The Albertinum was built between 1884 and 1887 by extending a former armoury, or arsenal, that had been constructed between 1559 and 1563 at the same location. The new building was designed by the regional master builder Carl Adolf Canzler in the Renaissance Revival style to house the royal Collection of Antique and Modern Sculptures. The building was named after the Saxonian King Albert who reigned at the time. In 1889, the Sculpture Collection was moved in and has since remained there.
Besides the Sculpture Collection, the Albertinum has housed the New Masters Gallery (Galerie Neue Meister) in the upper rooms since 1965. It was also the temporary postwar home of the Numismatic Cabinet (Münzkabinett) and the Green Vault (Grünes Gewölbe) until the exhibitions were moved to the rebuilt Dresden Castle in 2002 and 2004.
The floods of 2002 necessitated renovating the Albertinum and building a new flood-proof depository. After closing in 2006, the building was finally reopened on June 20, 2010 as a 'house of the modern' with the New Masters Gallery and the Sculpture Collection.
The Albertinum houses the New Masters Gallery (Galerie Neue Meister) and the Sculpture Collection (Skulpturensammlung). The holdings of the two museums, with paintings ranging from Caspar David Friedrich to Ludwig Richterand sculptures from Auguste Rodin to the 21st century, are displayed on three floors in exhibition halls with a modern look.References:
Built around AD 90 to entertain the legionaries stationed at the fort of Caerleon (Isca), the impressive amphitheatre was the Roman equivalent of today’s multiplex cinema. Wooden benches provided seating for up to 6,000 spectators, who would gather to watch bloodthirsty displays featuring gladiatorial combat and exotic wild animals.
Long after the Romans left, the amphitheatre took on a new life in Arthurian legend. Geoffrey of Monmouth, the somewhat imaginative 12th-century scholar, wrote in his History of the Kings of Britain that Arthur was crowned in Caerleon and that the ruined amphitheatre was actually the remains of King Arthur’s Round Table.

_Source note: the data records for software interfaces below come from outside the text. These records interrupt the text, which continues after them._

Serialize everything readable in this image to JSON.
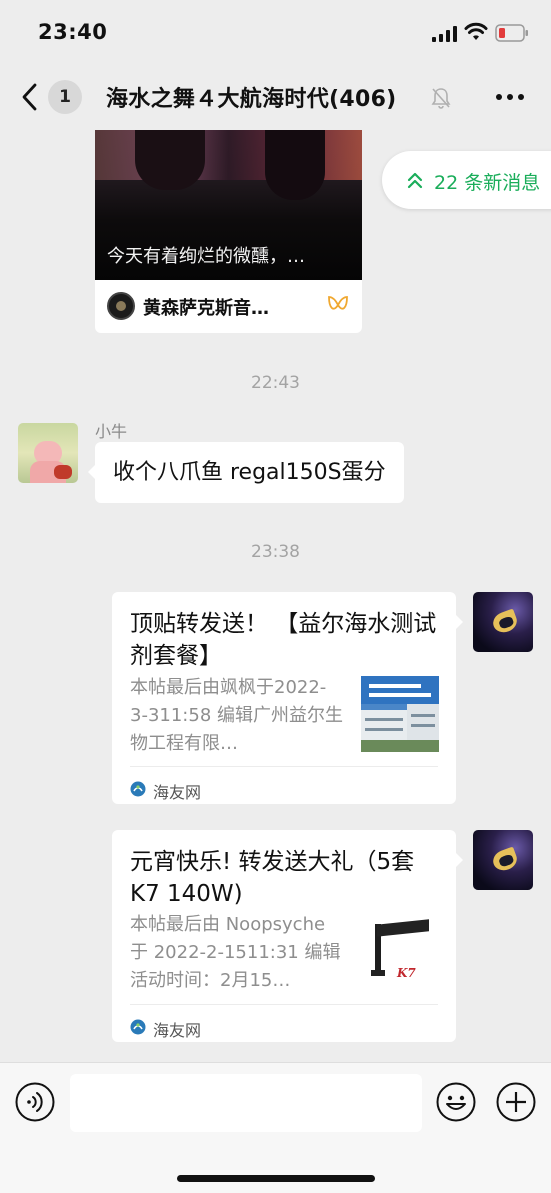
{
  "status_bar": {
    "time": "23:40"
  },
  "nav": {
    "unread_count": "1",
    "title": "海水之舞４大航海时代(406)"
  },
  "shared_channel_card": {
    "caption": "今天有着绚烂的微醺，…",
    "channel_name": "黄森萨克斯音…"
  },
  "new_messages": {
    "label": "22 条新消息",
    "color": "#1aad5a"
  },
  "timestamps": [
    "22:43",
    "23:38"
  ],
  "messages": [
    {
      "sender": "小牛",
      "text": "收个八爪鱼 regal150S蛋分"
    }
  ],
  "link_cards": [
    {
      "title": "顶贴转发送！ 【益尔海水测试剂套餐】",
      "description": "本帖最后由飒枫于2022-3-311:58 编辑广州益尔生物工程有限…",
      "source": "海友网"
    },
    {
      "title": "元宵快乐! 转发送大礼（5套 K7  140W)",
      "description": "本帖最后由 Noopsyche 于 2022-2-1511:31 编辑活动时间：2月15…",
      "source": "海友网"
    }
  ],
  "icons": {
    "back": "chevron-left-icon",
    "mute": "bell-slash-icon",
    "more": "ellipsis-icon",
    "voice": "voice-icon",
    "emoji": "emoji-icon",
    "plus": "plus-icon"
  }
}
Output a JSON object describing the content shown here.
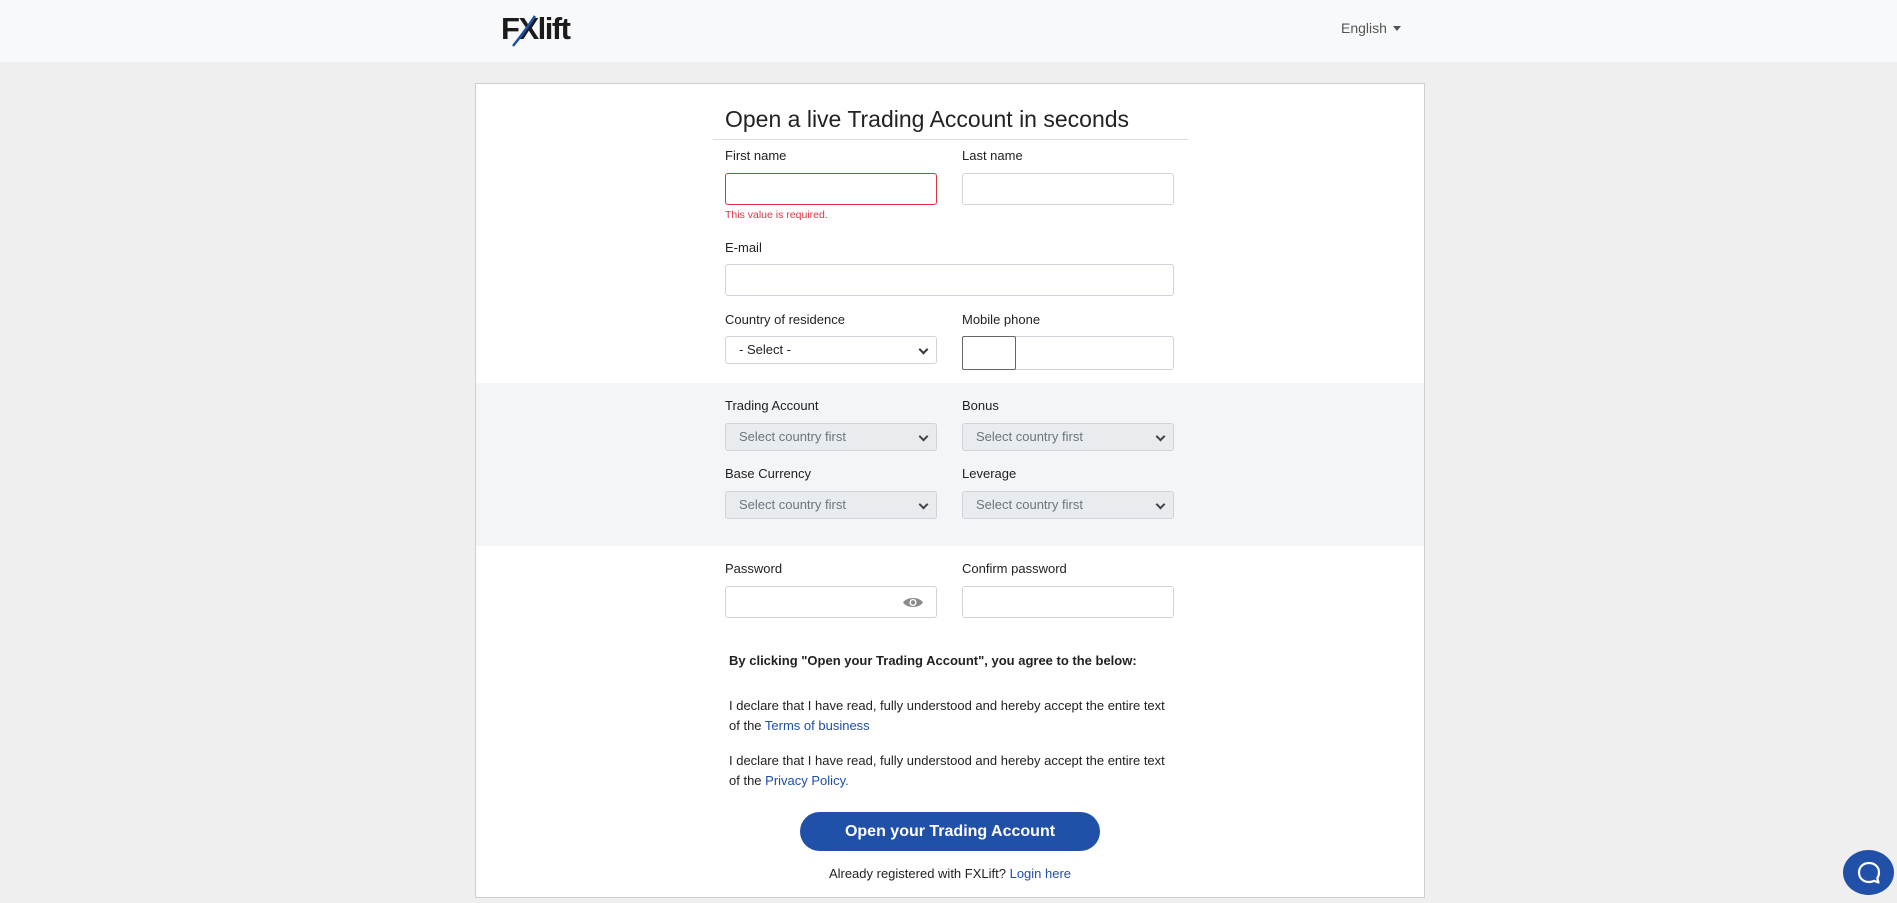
{
  "header": {
    "logo_text_1": "F",
    "logo_text_2": "X",
    "logo_text_3": "lift",
    "language": "English"
  },
  "form": {
    "title": "Open a live Trading Account in seconds",
    "first_name": {
      "label": "First name",
      "value": "",
      "error": "This value is required."
    },
    "last_name": {
      "label": "Last name",
      "value": ""
    },
    "email": {
      "label": "E-mail",
      "value": ""
    },
    "country": {
      "label": "Country of residence",
      "selected": "- Select -"
    },
    "mobile": {
      "label": "Mobile phone",
      "code": "",
      "value": ""
    },
    "trading_account": {
      "label": "Trading Account",
      "selected": "Select country first"
    },
    "bonus": {
      "label": "Bonus",
      "selected": "Select country first"
    },
    "base_currency": {
      "label": "Base Currency",
      "selected": "Select country first"
    },
    "leverage": {
      "label": "Leverage",
      "selected": "Select country first"
    },
    "password": {
      "label": "Password",
      "value": ""
    },
    "confirm_password": {
      "label": "Confirm password",
      "value": ""
    }
  },
  "agreement": {
    "heading": "By clicking \"Open your Trading Account\", you agree to the below:",
    "terms_text": "I declare that I have read, fully understood and hereby accept the entire text of the",
    "terms_link": "Terms of business",
    "privacy_text": "I declare that I have read, fully understood and hereby accept the entire text of the",
    "privacy_link": "Privacy Policy."
  },
  "submit_label": "Open your Trading Account",
  "login": {
    "text": "Already registered with FXLift?",
    "link": "Login here"
  },
  "colors": {
    "brand_blue": "#2150a8",
    "error_red": "#dc3545"
  },
  "icons": [
    "eye-icon",
    "chevron-down-icon",
    "chat-icon"
  ]
}
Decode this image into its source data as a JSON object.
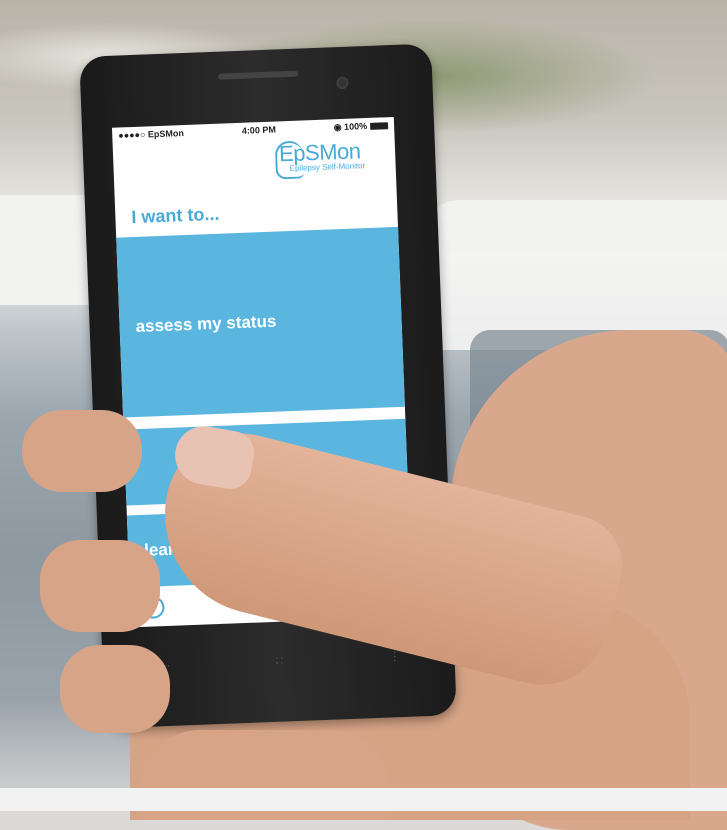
{
  "status_bar": {
    "carrier": "●●●●○ EpSMon",
    "time": "4:00 PM",
    "battery": "◉ 100%"
  },
  "app": {
    "logo_text": "EpSMon",
    "logo_subtitle": "Epilepsy Self-Monitor",
    "heading": "I want to...",
    "buttons": [
      {
        "label": "assess my status"
      },
      {
        "label": ""
      },
      {
        "label": "learn abou"
      }
    ],
    "info_icon": "i"
  },
  "nav_keys": [
    "···",
    "∷",
    "⋮"
  ],
  "colors": {
    "accent": "#5ab6df",
    "logo": "#4aaad6"
  }
}
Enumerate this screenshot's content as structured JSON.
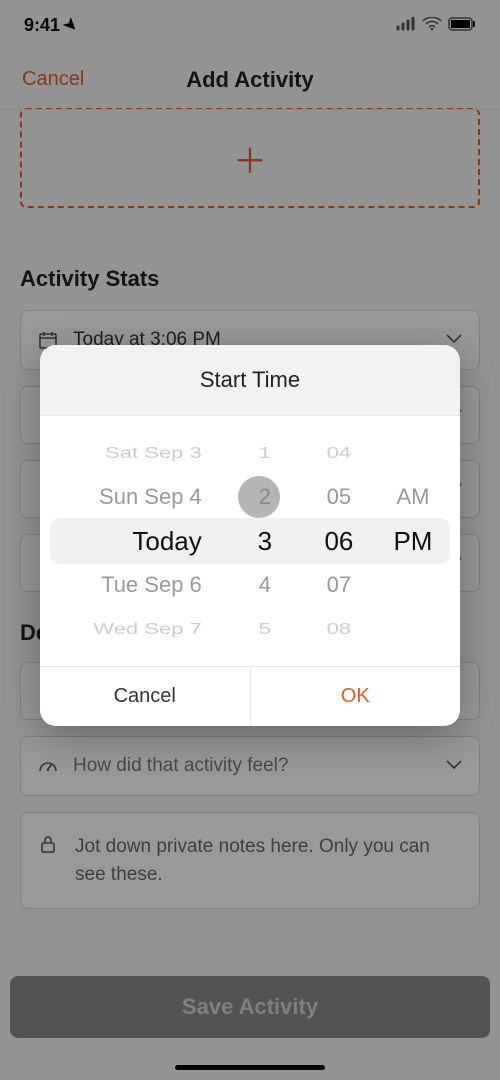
{
  "status": {
    "time": "9:41"
  },
  "nav": {
    "cancel": "Cancel",
    "title": "Add Activity"
  },
  "stats": {
    "heading": "Activity Stats",
    "date_field": "Today at 3:06 PM"
  },
  "desc": {
    "heading_clip": "De",
    "feel_prompt": "How did that activity feel?",
    "notes_placeholder": "Jot down private notes here. Only you can see these."
  },
  "save_label": "Save Activity",
  "modal": {
    "title": "Start Time",
    "cancel": "Cancel",
    "ok": "OK",
    "date_wheel": [
      "Sat Sep 3",
      "Sun Sep 4",
      "Today",
      "Tue Sep 6",
      "Wed Sep 7"
    ],
    "hour_wheel": [
      "1",
      "2",
      "3",
      "4",
      "5"
    ],
    "minute_wheel": [
      "04",
      "05",
      "06",
      "07",
      "08"
    ],
    "ampm_wheel": [
      "",
      "AM",
      "PM",
      "",
      ""
    ]
  }
}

Today it is the most complete Roman amphitheatre in Britain.